Next up is running biodiesel in your backup generator. Not the best idea to risk your reliability by doing this without extensive testing to characterize the behavior of the fuel under all environmental conditions, as well as the potential it might eat your generator.
Last on the list is reading about considerations for deploying SSD disks. At 10X the price of traditional hard drives, it’s not that hard to work these into a server refresh schedule and see a reasonable ROI for them. This is a sharp contrast to the 320GB $7000 PCIe units that I wrote about some time back, which have zero chance of showing a payback before the server is ready for refresh.
Vern, SwiftWater Telecom
There’s been a lot of talk lately about using SSD (solid state drive) for data center servers. After reading this article, I have to question how practical some of this is.
There’s no denying that SSDs consume far less power than conventional HDDs, can provide better performance, and can consume less space too. Consuming less power results in less waste heat to remove from the data center and that’s not a bad thing either. The problem is, do the economics work?
In the example given, MySpace switched to PCIe based SSD drives.
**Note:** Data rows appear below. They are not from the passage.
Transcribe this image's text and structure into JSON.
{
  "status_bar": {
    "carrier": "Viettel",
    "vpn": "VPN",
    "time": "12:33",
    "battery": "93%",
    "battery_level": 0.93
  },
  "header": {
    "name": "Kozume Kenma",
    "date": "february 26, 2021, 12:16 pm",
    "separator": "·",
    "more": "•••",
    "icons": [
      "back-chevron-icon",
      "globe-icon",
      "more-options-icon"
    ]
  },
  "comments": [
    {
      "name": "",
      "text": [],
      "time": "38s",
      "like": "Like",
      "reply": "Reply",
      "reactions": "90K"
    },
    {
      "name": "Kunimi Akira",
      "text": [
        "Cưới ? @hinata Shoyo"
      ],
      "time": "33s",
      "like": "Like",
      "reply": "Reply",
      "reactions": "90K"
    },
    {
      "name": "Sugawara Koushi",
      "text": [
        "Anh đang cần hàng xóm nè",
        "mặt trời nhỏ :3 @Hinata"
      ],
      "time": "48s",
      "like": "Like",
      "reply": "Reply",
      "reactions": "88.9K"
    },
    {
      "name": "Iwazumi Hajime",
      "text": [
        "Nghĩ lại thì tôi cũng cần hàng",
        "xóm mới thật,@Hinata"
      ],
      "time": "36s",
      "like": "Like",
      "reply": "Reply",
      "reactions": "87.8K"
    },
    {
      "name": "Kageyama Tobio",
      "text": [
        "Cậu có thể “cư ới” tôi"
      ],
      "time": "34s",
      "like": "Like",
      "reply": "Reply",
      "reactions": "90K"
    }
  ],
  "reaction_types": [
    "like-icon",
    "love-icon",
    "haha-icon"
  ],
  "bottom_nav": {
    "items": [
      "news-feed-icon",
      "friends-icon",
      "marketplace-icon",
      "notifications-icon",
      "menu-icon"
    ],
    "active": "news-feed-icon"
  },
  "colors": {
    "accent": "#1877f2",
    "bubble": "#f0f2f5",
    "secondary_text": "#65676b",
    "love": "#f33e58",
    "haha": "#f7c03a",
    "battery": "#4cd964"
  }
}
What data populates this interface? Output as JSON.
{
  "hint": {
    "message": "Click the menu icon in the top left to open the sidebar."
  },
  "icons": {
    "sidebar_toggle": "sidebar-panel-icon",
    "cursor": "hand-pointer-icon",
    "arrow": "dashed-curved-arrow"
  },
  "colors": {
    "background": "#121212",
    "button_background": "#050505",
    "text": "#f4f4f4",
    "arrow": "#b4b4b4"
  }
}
This effectively allowed them to recover 50% of the physical space in their congested data center by reducing the size of their rackmount servers from 2U to 1U. It sounds good, but does it all add up?
First, the article states that they only required 2 380GB drives per machine. The DL380 servers they replaced are 2U with 6 drive bays. This shows that they were wasting the capacity of the DL380s in the first place. It’s always good to use your space more efficiently, but this isn’t attributable to the change to SSD, just correcting sloppy engineering.
Second, they replaced standard drives retailing for under $100 each with proprietary hardware of the same size for ***$7000*** each. That’s ***$14,000*** per server, plus the price tag for the new DL160 server. Figure that as $15,000 + per server. They spent 70x the cost to gain a 50% energy saving on a relatively small part of the server.
There are far more productive ways to green a data center. Leave the “gold plated” SSDs to those with more money than sense.
Vern, SwiftWater Telecom
data center facility engineering